Following on from this, my belief is that the origins of modern computing today find themselves all the way back in 50,000 B.C when the first evidence for counting was found. Of course they weren't sitting round building hard-drives at this time or even working with any computer equipment at all, but the simple fact they began to count shows that the foundations for the programming of our current machines were being put into place. Some 20,000 years later, Paleolithic people in Europe were found to be recording their counting by carving into bits of bone or stone. And so here we see an example of man's attempt to store the calculations they were making, just like the memory on a computer or a save file of some game play. I enjoy the fact that it was in Europe that this sort of evidence was found as, let's be honest, we've never really seemed like the forefathers of many feats in the computing world, but we've claimed this one.
I think it's also important to mention, before I whizz too far into the future, that over on the other side of the world, China to be precise, in 2600 B.C the abacus was invented. I for one do not know a great deal about the functions of an abacus, being rather poor at anything mathematical myself, but I do know that it's basically a 'thing' that helps you work out 'things', like an antique calculator. However, the importance of this is that it basically is one of the first times basic maths is put into a device to then do all the hard work for you, just like a computer would do. What I find even more interesting and shows influence to our technology today, is that in 300 B.C the abacus was then made into a hand-held size, in order for people to transport the abacus around with them and just be more accessible in general. This whole thinking behind this innovation is the exact logic we have today when developing consoles, computers and technology and general.
Abacus (Image courtesy of www.images.yourdictionary.com)
So, which part of the technology timeline will I choose next? Well I'm going to skip a couple of thousands years and plot myself right where computers really started to get interesting, as most of the mentionable machines between this gap, such as Babbage's Difference Engine which had him named 'the father of the computer', had been covered in the presentation we received to brief us on this blog post. Instead I'm choosing when Zonrad Huse produced the the Z1 computer in 1936, which was the first freely programmable computer. This flexibility would have begun to lead people to be a bit more creative with the programming process, and where creativity lies, games and art come close behind.
Z1 Computer in 1936 (Image courtesy of www.xtimeline.com)
Another part in time which interests me regarding computing, and this time more specifically gaming itself, is when Willy Higinbotham 'accidentally' invented an interactive table-tennis game to keep his visitors to his labs in New York entertained.

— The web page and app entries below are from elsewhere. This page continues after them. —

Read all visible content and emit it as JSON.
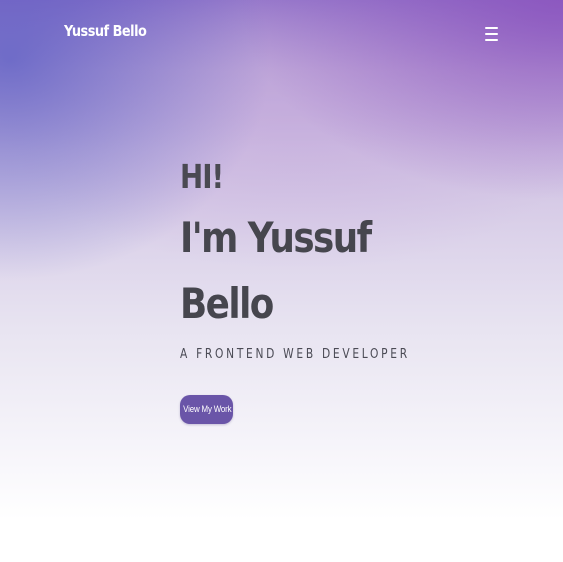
{
  "navbar": {
    "brand": "Yussuf Bello",
    "menu_icon": "hamburger-menu-icon"
  },
  "hero": {
    "greeting": "HI!",
    "name": "I'm Yussuf Bello",
    "tagline": "A FRONTEND WEB DEVELOPER",
    "cta_label": "View My Work"
  },
  "colors": {
    "accent": "#6a55a8",
    "heading_text": "#46464e",
    "gradient_top": "#8f72c8",
    "gradient_bottom": "#ffffff"
  }
}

I love the fact he didn't even patent it because he wasn't even sure he'd invented anything, but he'd made such an innovation regarding the gaming world without even having a clue that he had done. It's strange how our society now would never be like this now. As soon as something new is created, it's merchandised, labelled, patented and sent off around the world to be forced into every home possible. Whereas he was a humble man who just wanted people to enjoy a game to make sure they didn't snooze off whilst visiting the Brookhaven National Laboratories.
Willy Higinbotham Tennis for Two Game (Image courtesy of www.pixfans.com)
That development shows how games are increasingly becoming something which is just seen as a money making prospect, and I just find it strange to think that years and years ago people were simply scratching marks onto sticks to represent numbers, and now those numbers have been fashioned into programmes which run games for people to spend numbered notes on. So, in effect, the numbers which map out our lives also map out our gaming world today, and that all came from the development of the machines and devices I've discussed, and many others I'm sure.
The History Of Video Games, By Leonard Herman, Jer Horwitz, Steve Kent and Skyler Miller, Originally published on Gamespot, Copyright 2002